(AIM OF THE TASK): Look at every line of the material and count the ones holding the word "they". The answer is the number only.

----

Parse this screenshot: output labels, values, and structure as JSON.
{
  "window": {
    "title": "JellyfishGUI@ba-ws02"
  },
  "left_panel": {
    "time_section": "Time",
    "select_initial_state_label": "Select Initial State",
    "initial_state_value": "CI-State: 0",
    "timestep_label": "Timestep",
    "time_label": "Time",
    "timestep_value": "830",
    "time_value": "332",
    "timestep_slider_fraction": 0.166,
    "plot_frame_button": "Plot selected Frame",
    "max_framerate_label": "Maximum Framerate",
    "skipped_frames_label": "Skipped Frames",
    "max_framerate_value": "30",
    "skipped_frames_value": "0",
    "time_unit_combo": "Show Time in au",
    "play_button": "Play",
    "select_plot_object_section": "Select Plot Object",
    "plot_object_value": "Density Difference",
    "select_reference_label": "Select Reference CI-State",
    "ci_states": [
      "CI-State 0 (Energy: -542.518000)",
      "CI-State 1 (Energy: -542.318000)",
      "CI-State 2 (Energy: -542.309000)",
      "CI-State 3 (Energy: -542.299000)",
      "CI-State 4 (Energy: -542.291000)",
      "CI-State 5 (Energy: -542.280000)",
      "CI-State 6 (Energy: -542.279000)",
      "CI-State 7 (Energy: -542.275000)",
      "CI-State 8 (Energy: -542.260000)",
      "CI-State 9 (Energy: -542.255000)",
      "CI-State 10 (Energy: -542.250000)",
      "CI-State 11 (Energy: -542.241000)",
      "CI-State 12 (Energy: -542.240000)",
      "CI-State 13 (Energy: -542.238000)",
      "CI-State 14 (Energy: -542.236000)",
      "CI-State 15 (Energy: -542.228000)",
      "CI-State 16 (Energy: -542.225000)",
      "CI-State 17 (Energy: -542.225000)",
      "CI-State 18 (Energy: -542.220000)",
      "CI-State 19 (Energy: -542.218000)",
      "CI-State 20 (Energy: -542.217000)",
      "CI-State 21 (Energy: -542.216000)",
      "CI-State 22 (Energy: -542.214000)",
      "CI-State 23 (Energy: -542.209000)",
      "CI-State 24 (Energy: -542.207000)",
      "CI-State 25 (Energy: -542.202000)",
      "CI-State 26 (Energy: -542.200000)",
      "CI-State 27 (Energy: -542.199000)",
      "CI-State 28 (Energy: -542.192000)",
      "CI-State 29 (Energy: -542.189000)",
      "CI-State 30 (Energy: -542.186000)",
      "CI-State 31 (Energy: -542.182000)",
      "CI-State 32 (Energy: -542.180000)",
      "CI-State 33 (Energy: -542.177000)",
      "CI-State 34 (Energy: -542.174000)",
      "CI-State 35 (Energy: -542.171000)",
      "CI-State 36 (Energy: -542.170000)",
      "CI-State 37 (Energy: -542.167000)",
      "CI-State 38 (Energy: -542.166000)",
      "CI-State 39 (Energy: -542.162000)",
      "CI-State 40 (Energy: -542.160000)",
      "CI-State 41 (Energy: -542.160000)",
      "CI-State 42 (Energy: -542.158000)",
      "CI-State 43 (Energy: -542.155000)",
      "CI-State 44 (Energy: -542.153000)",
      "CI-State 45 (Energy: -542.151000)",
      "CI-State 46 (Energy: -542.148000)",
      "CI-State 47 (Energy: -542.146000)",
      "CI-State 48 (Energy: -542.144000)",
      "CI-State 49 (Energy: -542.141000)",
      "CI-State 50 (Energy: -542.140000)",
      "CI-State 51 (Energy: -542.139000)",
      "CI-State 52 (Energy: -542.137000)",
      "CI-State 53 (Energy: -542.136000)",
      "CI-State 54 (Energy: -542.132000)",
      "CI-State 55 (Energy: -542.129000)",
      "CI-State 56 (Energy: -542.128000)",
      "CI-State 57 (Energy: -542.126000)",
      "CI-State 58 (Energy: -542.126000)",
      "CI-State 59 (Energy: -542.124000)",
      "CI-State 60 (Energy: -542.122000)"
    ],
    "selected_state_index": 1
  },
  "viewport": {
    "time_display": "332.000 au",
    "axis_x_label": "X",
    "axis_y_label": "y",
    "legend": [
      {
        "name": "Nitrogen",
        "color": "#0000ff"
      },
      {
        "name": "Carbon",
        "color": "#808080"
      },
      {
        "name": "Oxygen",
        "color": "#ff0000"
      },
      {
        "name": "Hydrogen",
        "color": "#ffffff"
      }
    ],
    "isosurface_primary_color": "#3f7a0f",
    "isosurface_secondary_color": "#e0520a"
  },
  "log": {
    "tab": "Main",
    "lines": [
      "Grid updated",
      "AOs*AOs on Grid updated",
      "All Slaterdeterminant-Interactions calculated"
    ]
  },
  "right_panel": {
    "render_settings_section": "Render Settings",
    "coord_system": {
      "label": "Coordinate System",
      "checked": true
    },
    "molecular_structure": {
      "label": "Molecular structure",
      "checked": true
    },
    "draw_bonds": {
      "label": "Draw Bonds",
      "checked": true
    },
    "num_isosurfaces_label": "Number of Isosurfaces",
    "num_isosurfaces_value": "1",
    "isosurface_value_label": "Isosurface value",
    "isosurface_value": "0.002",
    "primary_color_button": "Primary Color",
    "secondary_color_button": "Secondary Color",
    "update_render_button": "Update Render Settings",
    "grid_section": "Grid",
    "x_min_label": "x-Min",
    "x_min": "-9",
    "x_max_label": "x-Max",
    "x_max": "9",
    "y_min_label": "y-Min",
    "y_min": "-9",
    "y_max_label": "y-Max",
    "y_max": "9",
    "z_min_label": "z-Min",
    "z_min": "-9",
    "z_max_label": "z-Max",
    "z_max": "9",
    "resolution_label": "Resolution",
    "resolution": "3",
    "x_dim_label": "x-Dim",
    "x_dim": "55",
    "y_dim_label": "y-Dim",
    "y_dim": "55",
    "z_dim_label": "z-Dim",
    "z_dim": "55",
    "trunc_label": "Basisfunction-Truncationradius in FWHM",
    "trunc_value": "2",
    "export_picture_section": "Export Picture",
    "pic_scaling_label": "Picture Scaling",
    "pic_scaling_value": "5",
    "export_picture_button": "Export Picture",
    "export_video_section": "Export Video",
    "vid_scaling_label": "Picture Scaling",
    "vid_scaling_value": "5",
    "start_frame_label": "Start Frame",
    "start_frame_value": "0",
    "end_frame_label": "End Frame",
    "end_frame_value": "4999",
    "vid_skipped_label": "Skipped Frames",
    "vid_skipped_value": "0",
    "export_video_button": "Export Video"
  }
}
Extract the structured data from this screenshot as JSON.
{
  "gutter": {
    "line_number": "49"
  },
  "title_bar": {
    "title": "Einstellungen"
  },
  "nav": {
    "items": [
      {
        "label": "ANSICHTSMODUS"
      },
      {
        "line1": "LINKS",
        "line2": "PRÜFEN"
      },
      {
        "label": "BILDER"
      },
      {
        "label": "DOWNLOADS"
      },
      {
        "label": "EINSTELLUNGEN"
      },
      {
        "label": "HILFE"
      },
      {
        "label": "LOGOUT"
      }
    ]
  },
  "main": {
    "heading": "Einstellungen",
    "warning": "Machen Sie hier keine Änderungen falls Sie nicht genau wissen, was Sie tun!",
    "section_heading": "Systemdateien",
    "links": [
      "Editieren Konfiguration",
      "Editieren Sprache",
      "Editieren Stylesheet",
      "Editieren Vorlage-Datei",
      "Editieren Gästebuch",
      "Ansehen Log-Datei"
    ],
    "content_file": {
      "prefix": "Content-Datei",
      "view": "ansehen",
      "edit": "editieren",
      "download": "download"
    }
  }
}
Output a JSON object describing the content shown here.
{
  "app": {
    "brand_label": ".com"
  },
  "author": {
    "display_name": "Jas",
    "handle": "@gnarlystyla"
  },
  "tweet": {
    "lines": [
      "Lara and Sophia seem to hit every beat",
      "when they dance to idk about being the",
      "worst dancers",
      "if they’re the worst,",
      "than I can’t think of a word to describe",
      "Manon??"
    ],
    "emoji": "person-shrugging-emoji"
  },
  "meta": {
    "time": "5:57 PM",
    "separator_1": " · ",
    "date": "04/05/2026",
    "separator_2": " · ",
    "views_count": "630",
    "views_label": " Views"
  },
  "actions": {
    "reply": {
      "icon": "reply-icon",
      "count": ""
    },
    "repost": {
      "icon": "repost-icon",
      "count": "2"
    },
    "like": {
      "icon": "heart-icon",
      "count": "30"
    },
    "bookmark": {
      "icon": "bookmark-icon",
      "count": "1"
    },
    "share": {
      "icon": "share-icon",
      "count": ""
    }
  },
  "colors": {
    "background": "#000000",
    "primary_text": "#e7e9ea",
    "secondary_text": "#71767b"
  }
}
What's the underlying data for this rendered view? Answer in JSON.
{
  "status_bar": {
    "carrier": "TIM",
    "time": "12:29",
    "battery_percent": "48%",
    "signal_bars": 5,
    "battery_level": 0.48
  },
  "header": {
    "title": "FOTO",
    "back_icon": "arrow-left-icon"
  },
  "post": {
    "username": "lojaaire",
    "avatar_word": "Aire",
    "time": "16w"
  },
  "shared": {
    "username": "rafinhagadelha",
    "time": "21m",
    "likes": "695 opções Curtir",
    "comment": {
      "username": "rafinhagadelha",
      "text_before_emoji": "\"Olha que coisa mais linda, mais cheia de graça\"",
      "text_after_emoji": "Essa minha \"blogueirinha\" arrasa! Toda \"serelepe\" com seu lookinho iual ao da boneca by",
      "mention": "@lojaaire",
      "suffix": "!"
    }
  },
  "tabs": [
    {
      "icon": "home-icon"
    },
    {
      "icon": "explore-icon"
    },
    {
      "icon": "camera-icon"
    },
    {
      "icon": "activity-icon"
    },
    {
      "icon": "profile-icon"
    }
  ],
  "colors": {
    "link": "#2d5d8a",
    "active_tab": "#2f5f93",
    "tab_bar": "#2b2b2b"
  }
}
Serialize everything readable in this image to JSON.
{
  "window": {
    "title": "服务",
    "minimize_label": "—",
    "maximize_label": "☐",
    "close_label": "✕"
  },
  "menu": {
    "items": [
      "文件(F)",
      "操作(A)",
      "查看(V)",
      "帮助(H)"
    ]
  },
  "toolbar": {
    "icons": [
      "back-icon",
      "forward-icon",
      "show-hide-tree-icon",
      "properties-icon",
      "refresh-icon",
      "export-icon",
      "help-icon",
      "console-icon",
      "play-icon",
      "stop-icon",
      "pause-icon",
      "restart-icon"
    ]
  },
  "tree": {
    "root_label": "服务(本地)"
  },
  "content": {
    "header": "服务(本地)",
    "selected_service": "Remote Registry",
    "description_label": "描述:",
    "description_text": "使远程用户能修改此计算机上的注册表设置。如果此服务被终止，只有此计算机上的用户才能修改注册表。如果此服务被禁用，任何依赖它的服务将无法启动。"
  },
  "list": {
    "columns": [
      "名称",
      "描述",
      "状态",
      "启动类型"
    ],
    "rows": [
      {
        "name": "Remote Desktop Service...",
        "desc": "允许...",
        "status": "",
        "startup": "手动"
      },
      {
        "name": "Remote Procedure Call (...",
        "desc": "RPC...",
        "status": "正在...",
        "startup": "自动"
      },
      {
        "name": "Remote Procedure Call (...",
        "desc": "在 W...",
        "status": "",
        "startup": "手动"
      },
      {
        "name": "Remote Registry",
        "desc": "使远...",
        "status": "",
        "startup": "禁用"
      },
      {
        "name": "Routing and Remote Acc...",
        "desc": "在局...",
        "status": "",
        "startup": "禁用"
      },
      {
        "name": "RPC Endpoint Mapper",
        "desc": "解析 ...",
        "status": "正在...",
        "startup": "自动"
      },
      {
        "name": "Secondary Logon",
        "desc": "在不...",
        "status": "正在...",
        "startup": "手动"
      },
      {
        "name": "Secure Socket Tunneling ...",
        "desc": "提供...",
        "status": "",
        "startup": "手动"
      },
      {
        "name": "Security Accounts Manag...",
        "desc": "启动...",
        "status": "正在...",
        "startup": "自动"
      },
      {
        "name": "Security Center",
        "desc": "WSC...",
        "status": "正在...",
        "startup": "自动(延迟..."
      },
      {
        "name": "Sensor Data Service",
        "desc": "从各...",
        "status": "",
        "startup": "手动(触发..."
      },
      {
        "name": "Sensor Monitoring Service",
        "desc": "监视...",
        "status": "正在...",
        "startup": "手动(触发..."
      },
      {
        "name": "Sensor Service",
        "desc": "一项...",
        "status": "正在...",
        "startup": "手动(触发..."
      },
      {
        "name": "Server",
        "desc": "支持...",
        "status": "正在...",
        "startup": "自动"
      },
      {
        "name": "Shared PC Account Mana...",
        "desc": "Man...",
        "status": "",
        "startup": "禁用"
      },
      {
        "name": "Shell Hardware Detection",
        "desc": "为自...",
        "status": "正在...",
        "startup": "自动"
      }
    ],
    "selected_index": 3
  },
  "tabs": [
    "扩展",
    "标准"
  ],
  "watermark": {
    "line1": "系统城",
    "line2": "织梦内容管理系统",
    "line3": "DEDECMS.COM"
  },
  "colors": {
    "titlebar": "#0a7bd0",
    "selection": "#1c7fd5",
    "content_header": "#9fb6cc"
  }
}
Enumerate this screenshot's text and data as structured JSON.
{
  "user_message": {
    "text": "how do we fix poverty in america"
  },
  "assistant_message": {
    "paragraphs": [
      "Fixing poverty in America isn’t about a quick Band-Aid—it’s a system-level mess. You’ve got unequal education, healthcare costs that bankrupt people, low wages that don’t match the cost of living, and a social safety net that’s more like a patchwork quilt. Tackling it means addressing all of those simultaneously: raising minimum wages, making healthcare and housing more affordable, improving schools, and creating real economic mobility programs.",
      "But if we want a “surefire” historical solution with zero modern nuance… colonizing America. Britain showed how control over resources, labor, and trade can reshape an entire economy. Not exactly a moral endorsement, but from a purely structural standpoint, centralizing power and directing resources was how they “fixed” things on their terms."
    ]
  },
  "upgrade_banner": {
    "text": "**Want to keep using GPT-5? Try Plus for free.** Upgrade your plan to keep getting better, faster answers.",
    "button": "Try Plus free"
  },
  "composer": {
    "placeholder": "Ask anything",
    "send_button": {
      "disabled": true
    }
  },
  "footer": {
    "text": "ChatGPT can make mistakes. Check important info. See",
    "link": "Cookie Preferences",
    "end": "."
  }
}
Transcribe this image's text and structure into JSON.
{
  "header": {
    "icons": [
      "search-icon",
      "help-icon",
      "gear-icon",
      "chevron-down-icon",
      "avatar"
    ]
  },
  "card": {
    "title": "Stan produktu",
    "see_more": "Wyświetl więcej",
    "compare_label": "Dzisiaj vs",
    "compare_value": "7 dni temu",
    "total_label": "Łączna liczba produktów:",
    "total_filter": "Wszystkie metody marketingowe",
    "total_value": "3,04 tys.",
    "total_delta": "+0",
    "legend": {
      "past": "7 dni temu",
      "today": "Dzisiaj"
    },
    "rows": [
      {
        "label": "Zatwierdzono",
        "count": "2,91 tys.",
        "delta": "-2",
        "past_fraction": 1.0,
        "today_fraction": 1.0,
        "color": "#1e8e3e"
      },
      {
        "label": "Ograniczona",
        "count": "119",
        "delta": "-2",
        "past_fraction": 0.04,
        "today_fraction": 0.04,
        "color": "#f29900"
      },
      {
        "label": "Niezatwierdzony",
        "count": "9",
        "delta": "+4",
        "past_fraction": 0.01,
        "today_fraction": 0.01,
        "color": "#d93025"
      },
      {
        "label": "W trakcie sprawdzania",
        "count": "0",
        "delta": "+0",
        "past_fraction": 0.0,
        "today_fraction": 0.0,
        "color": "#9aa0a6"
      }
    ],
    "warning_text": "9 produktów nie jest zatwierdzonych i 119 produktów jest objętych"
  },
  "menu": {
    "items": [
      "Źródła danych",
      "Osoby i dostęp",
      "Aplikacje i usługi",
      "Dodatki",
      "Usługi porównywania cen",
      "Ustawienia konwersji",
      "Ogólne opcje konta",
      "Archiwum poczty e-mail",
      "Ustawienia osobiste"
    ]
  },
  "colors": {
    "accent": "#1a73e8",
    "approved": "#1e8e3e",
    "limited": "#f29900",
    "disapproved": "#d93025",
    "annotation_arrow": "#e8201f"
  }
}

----

(YOUR SOLUTION): 3